The purposes of this study were to determine which seat features/occupational demands contributed to police officer discomfort and whether an automobile seat fitted with an active lumbar system (ALS) could reduce driving discomfort. Fifty-eight officers were given questionnaires to assess driving discomfort. High discomfort levels were associated with computer use, duty belt, sidearm/radio, body armour and lumbar support interface. Discomfort was highest in the lumbar, sacrum, upper pelvis and mid-back regions. Twelve officers spent one shift each in a police vehicle seat and an ALS seat. Discomfort was assessed every 2 h during 8-h shifts. Reduced discomfort was reported with the ALS seat. Three lumbar support features, the duty belt, and the lumbar and right upper pelvis regions, showed reduced discomfort. Overall seat discomfort decreased by 47% after 8 h of exposure to the ALS. Modifying the automobile seat helps to reduce officer discomfort during prolonged vehicle usage.

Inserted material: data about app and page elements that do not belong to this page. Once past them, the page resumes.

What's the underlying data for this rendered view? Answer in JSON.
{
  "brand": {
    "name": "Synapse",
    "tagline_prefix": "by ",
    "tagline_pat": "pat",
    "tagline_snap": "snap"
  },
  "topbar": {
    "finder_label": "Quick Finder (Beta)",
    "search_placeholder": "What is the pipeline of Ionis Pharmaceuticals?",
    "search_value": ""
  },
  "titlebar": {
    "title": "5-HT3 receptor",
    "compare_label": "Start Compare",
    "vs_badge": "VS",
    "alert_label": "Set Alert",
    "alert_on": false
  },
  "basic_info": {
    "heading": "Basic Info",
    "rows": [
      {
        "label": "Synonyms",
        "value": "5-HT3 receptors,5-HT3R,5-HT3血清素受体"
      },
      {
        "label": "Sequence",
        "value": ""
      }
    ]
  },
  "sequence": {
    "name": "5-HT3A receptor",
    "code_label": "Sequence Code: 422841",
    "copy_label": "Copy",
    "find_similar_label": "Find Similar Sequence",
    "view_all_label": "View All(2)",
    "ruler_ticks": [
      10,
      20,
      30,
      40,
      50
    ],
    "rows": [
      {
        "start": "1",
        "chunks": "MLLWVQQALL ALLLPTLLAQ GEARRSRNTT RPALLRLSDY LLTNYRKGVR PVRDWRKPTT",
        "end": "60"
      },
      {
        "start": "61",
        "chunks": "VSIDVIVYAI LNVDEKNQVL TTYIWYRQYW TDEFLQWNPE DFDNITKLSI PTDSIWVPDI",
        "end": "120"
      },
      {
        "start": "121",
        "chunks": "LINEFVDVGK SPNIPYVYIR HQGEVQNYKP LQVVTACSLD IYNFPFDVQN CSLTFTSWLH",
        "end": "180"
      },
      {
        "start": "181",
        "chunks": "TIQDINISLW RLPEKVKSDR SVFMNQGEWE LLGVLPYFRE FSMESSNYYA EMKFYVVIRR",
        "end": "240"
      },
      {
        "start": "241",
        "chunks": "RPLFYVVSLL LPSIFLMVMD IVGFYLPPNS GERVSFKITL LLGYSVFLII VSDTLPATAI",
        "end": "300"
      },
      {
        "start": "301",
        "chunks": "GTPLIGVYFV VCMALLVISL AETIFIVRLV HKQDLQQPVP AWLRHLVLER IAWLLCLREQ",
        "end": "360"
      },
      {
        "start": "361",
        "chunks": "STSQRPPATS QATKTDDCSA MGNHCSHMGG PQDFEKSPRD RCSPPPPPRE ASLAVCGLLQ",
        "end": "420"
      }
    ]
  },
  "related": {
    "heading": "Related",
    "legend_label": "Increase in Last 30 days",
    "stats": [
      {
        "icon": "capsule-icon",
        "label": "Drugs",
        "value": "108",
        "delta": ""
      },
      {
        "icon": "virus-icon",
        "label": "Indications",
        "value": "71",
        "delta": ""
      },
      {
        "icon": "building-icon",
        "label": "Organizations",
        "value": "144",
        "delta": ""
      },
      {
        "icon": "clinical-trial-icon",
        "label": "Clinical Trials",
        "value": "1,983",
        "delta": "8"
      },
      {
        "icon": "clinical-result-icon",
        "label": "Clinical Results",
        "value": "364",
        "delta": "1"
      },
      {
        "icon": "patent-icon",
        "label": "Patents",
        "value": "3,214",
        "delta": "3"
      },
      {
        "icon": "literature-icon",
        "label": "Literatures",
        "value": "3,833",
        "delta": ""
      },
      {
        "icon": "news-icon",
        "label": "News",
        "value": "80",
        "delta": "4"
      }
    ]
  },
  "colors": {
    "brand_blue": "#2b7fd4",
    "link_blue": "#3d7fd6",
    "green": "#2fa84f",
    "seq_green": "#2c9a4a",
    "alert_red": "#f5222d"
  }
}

|Journal||International Journal of Occupational Safety and Ergonomics|
|Publication status||Published - 2009|